Whether you’re living up nostalgia for the pre-GPS era and need the exact time to use your sextant or racing at the cutting edge and need a precise, intuitive tracker for the starting sequence, you’ve got many options to choose from. Here’s a look at a few of the marine watches available and some features you should consider when investing in your own.
When sailing, there’s a lot of data to process—speed, depth, temperature, wind. You could park yourself behind the helm and keep your eyes glued to the controls, but let’s be honest, you miss out on the beauty of the sea when you’re too focused on your tech. The Quatix 6X Solar Smartwatch from Garmin solves this problem by bringing all that data, plus autopilot control, charts and more, right to your wrist ($700-1,150, garmin.com).
It pairs with Garmin chartplotters and comes preloaded with apps for boating, tides, Fusion-Link, anchoring and fishing. BlueChart g3 coastal charts and LakeVü g3 inland maps are optional add ons. For racers, the distance to the start line, a race countdown timer and tack assist features are other essentials. Topping up its power between charges with an integrated solar panel, the watch can last up to a month in smartwatch mode. The screen measures 35mm across, and the watch is water-resistant to 100 meters. It’s available with either a navy silicone or titanium band that will fit right in in any professional setting. Absolutely packed with yachting-specific details, the Quatix 6X Solar Smartwatch does not come cheap. However, it will allow you to step up your onboard connectivity to a whole new level.

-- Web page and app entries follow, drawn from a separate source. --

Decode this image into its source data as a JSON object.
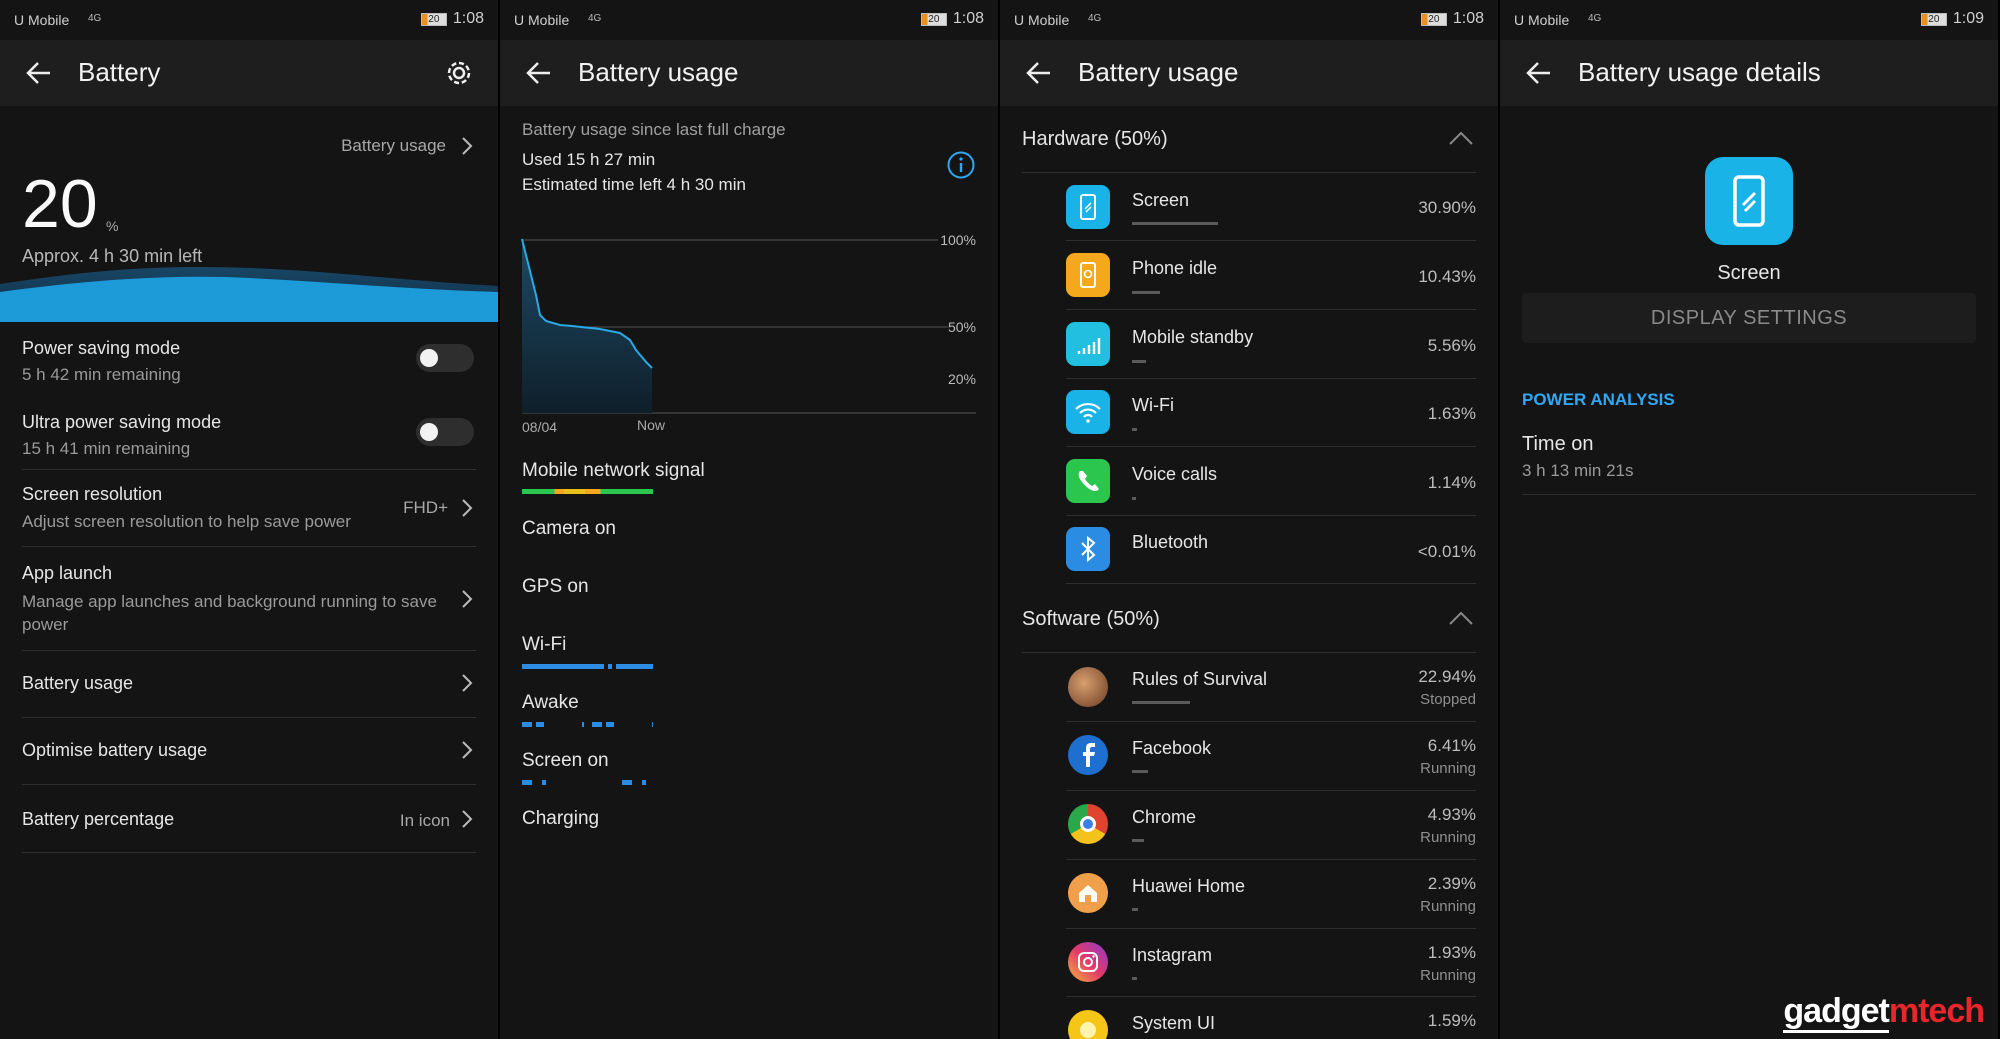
{
  "colors": {
    "accent": "#2fa8f5",
    "screen_icon": "#19b3e8",
    "idle_icon": "#f5a81c",
    "green": "#2bc64e",
    "bluetooth": "#2a8de3"
  },
  "status": {
    "carrier": "U Mobile",
    "net": "4G",
    "battery": "20",
    "time_p1": "1:08",
    "time_p2": "1:08",
    "time_p3": "1:08",
    "time_p4": "1:09"
  },
  "p1": {
    "title": "Battery",
    "battery_usage_link": "Battery usage",
    "level": "20",
    "level_unit": "%",
    "time_left": "Approx. 4 h 30 min left",
    "items": [
      {
        "label": "Power saving mode",
        "sub": "5 h 42 min remaining"
      },
      {
        "label": "Ultra power saving mode",
        "sub": "15 h 41 min remaining"
      },
      {
        "label": "Screen resolution",
        "sub": "Adjust screen resolution to help save power",
        "value": "FHD+"
      },
      {
        "label": "App launch",
        "sub": "Manage app launches and background running to save power"
      },
      {
        "label": "Battery usage"
      },
      {
        "label": "Optimise battery usage"
      },
      {
        "label": "Battery percentage",
        "value": "In icon"
      }
    ]
  },
  "p2": {
    "title": "Battery usage",
    "since": "Battery usage since last full charge",
    "used": "Used 15 h 27 min",
    "estimated": "Estimated time left 4 h 30 min",
    "chart_data": {
      "type": "line",
      "title": "",
      "x_labels": [
        "08/04",
        "Now"
      ],
      "y_ticks": [
        "100%",
        "50%",
        "20%"
      ],
      "ylim": [
        0,
        100
      ]
    },
    "tracks": [
      "Mobile network signal",
      "Camera on",
      "GPS on",
      "Wi-Fi",
      "Awake",
      "Screen on",
      "Charging"
    ]
  },
  "p3": {
    "title": "Battery usage",
    "hardware_header": "Hardware (50%)",
    "software_header": "Software (50%)",
    "hardware": [
      {
        "name": "Screen",
        "pct": "30.90%",
        "icon": "phone-screen-icon"
      },
      {
        "name": "Phone idle",
        "pct": "10.43%",
        "icon": "phone-idle-icon"
      },
      {
        "name": "Mobile standby",
        "pct": "5.56%",
        "icon": "signal-icon"
      },
      {
        "name": "Wi-Fi",
        "pct": "1.63%",
        "icon": "wifi-icon"
      },
      {
        "name": "Voice calls",
        "pct": "1.14%",
        "icon": "phone-call-icon"
      },
      {
        "name": "Bluetooth",
        "pct": "<0.01%",
        "icon": "bluetooth-icon"
      }
    ],
    "software": [
      {
        "name": "Rules of Survival",
        "pct": "22.94%",
        "state": "Stopped"
      },
      {
        "name": "Facebook",
        "pct": "6.41%",
        "state": "Running"
      },
      {
        "name": "Chrome",
        "pct": "4.93%",
        "state": "Running"
      },
      {
        "name": "Huawei Home",
        "pct": "2.39%",
        "state": "Running"
      },
      {
        "name": "Instagram",
        "pct": "1.93%",
        "state": "Running"
      },
      {
        "name": "System UI",
        "pct": "1.59%",
        "state": ""
      }
    ]
  },
  "p4": {
    "title": "Battery usage details",
    "app_name": "Screen",
    "display_settings": "DISPLAY SETTINGS",
    "power_analysis": "POWER ANALYSIS",
    "time_on_label": "Time on",
    "time_on_value": "3 h 13 min 21s"
  },
  "watermark": {
    "part1": "gadget",
    "part2": "mtech"
  }
}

By contrast, for dinghy racing, you won’t need all those features, and monitoring starting sequences is probably the most important function of your watch. Moreover, fussing with a complicated piece of tech isn’t an option in the chaos of the starting line or while keeping your boat upright in heavy weather. With this in mind, Ronstan’s ClearStart collection takes the stress level down a notch with pre-programmed start sequence modes and a resynchronization feature that allows you to catch up if you miss a signal ($80-100, ronstan.us). Oversized digits make the watches easy to read. Large buttons ensure ease of use, even with full-finger gloves on. The watches come in three colors: red, blue and black.

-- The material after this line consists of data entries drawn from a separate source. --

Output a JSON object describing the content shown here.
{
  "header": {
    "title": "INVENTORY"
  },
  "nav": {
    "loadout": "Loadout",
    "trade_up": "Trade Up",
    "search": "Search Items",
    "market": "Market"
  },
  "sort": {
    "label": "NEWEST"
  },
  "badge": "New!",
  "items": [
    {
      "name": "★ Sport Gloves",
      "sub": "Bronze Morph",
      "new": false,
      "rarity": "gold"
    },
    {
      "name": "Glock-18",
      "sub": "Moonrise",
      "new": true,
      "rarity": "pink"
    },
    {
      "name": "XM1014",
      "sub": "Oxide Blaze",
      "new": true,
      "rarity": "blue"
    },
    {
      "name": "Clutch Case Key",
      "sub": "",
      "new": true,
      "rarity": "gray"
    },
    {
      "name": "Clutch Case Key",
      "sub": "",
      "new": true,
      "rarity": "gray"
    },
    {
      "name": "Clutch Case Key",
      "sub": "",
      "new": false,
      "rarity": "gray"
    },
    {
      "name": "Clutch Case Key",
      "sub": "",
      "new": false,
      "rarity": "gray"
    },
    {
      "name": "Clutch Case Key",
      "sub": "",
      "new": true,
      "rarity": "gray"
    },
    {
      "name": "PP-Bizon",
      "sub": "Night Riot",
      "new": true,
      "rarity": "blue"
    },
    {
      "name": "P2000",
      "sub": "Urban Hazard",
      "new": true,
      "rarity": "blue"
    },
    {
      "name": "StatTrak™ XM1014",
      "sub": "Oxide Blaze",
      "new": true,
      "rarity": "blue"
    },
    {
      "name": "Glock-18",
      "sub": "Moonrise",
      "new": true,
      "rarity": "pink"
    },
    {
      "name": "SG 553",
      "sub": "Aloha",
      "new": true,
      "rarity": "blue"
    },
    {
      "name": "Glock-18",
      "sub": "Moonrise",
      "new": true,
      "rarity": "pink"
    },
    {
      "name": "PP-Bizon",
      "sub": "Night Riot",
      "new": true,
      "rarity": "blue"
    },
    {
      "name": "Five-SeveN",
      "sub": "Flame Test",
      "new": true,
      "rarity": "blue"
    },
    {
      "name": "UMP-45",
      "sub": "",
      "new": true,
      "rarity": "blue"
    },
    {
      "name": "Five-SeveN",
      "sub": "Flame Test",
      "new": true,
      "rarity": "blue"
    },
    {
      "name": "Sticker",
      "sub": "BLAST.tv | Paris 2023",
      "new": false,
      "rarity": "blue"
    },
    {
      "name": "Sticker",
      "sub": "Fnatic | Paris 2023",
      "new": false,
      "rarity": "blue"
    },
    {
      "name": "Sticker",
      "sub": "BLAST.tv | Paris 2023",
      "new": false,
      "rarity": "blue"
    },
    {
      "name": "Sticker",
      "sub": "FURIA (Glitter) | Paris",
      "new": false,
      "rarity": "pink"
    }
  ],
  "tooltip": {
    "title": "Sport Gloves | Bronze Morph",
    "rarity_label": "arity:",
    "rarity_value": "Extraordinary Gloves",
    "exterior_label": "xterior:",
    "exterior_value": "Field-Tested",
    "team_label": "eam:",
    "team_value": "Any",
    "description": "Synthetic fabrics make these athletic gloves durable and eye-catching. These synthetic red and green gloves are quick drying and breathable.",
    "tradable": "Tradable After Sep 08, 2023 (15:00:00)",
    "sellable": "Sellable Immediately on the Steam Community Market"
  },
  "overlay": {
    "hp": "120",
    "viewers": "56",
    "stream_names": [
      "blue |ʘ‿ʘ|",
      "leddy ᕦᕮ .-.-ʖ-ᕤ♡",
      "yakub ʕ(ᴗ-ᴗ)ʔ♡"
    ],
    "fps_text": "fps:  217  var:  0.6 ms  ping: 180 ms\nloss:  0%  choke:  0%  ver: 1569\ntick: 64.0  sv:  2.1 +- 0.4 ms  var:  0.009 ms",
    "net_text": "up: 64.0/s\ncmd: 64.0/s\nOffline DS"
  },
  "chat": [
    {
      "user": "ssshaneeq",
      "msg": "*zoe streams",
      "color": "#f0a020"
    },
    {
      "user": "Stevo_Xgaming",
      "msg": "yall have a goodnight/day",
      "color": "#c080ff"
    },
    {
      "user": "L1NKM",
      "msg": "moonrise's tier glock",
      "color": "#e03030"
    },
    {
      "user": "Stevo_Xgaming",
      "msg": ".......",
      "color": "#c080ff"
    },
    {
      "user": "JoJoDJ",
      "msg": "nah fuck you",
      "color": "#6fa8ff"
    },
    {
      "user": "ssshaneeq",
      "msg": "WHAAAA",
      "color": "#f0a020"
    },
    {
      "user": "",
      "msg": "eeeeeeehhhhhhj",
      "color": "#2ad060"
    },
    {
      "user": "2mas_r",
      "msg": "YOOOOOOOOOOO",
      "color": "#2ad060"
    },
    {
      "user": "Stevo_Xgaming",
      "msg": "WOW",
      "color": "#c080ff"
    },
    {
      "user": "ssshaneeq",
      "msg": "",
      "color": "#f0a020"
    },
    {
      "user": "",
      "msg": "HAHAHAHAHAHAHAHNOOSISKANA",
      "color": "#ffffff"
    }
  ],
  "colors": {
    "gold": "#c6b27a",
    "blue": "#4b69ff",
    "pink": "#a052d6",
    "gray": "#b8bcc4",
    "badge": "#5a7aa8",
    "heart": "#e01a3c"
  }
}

Another excellent option for small-boat sailors is Gill’s Regatta Race Timer ($110, gillmarine.com). In addition to such racing must-haves as a stopwatch and countdown timer, the watch is rugged and water-resistant up to 50 meters with shock and impact resistance built into the design, making it an especially great pick for young sailors. The display also has an electro luminescent backlight and large, easy-to-see digits.

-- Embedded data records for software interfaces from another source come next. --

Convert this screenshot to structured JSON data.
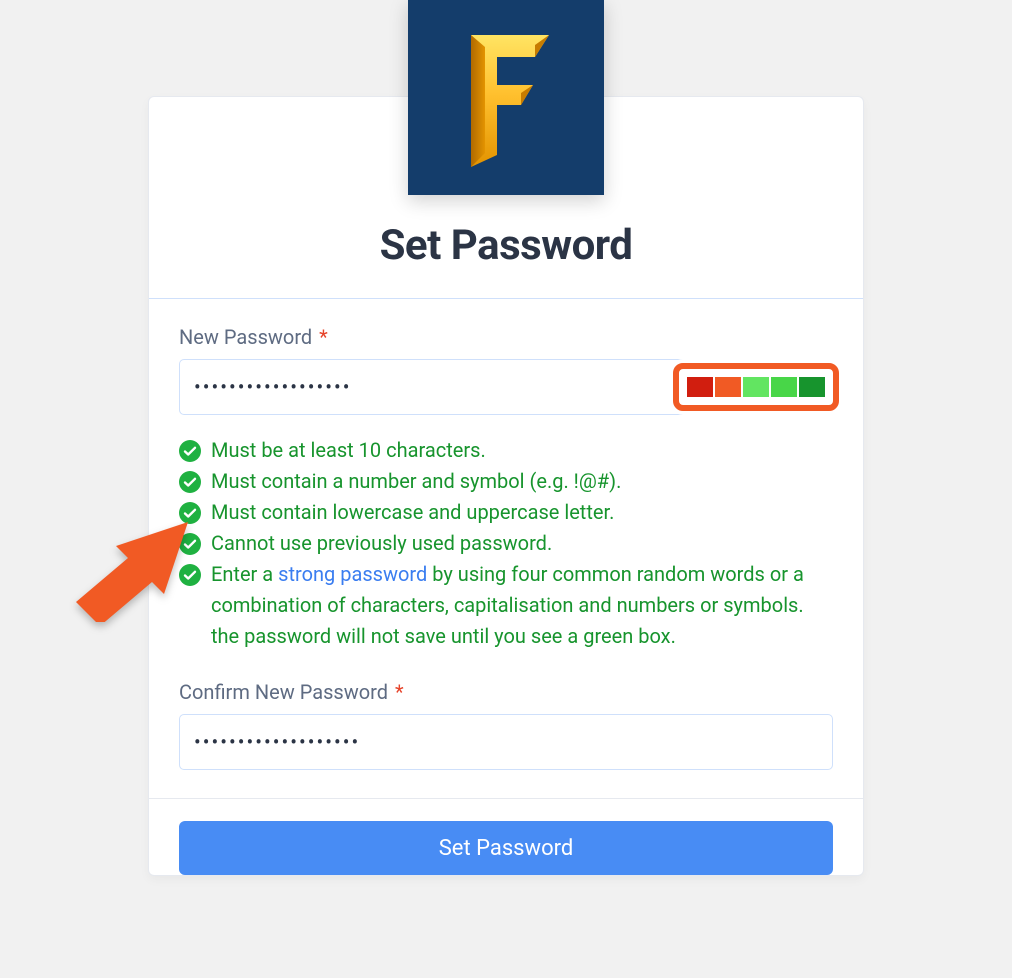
{
  "page_title": "Set Password",
  "logo_letter": "F",
  "colors": {
    "green_text": "#17942d",
    "link": "#3a7df0",
    "button_bg": "#488cf4",
    "highlight_border": "#f15a24",
    "arrow": "#f15a24"
  },
  "fields": {
    "new_password": {
      "label": "New Password",
      "required_marker": "*",
      "value": "••••••••••••••••••"
    },
    "confirm_password": {
      "label": "Confirm New Password",
      "required_marker": "*",
      "value": "•••••••••••••••••••"
    }
  },
  "strength": {
    "segments": [
      "#d11e0f",
      "#f15a24",
      "#62e561",
      "#48d648",
      "#17942d"
    ]
  },
  "requirements": [
    {
      "met": true,
      "text": "Must be at least 10 characters."
    },
    {
      "met": true,
      "text": "Must contain a number and symbol (e.g. !@#)."
    },
    {
      "met": true,
      "text": "Must contain lowercase and uppercase letter."
    },
    {
      "met": true,
      "text": "Cannot use previously used password."
    },
    {
      "met": true,
      "prefix": "Enter a ",
      "link_text": "strong password",
      "suffix": " by using four common random words or a combination of characters, capitalisation and numbers or symbols. the password will not save until you see a green box."
    }
  ],
  "submit_label": "Set Password"
}
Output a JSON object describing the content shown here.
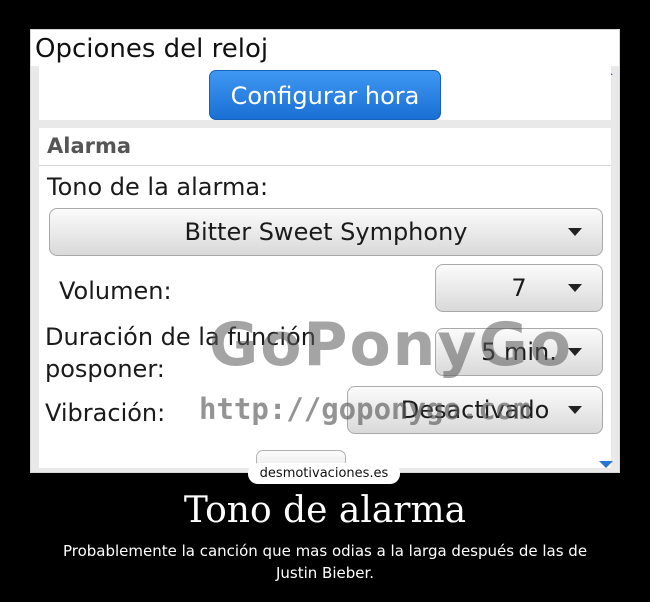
{
  "screen": {
    "title": "Opciones del reloj",
    "config_button": "Configurar hora",
    "section": "Alarma",
    "tone_label": "Tono de la alarma:",
    "tone_value": "Bitter Sweet Symphony",
    "volume_label": "Volumen:",
    "volume_value": "7",
    "snooze_label_line1": "Duración de la función",
    "snooze_label_line2": "posponer:",
    "snooze_value": "5 min.",
    "vibration_label": "Vibración:",
    "vibration_value": "Desactivado"
  },
  "watermark": {
    "brand": "GoPonyGo",
    "url": "http://goponygo.com"
  },
  "poster": {
    "site": "desmotivaciones.es",
    "title": "Tono de alarma",
    "text": "Probablemente la canción que mas odias a la larga después de las de Justin Bieber."
  },
  "colors": {
    "accent": "#2a74d4",
    "background": "#000000"
  }
}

Finally, consider giving back to the ocean as part of your watch purchase with the latest generation of the Time for Oceans collection from Triwa ($149, triwa.com). This Swedish company’s Time for Change program has an impressive record of finding ways to make watches out of recycled materials for a cause—its Time for Peace project, for example, turns illegal weapons into watches—and now the company has turned its sights on plastic debris in the oceans. The first production run of this watch turned the equivalent of 20,000 plastic bottles into 10,000 watches in a year, and the company is now launching a dive watch made completely out of ocean plastic. The watch comes in three different colors: deep blue, octopus black and Nemo orange.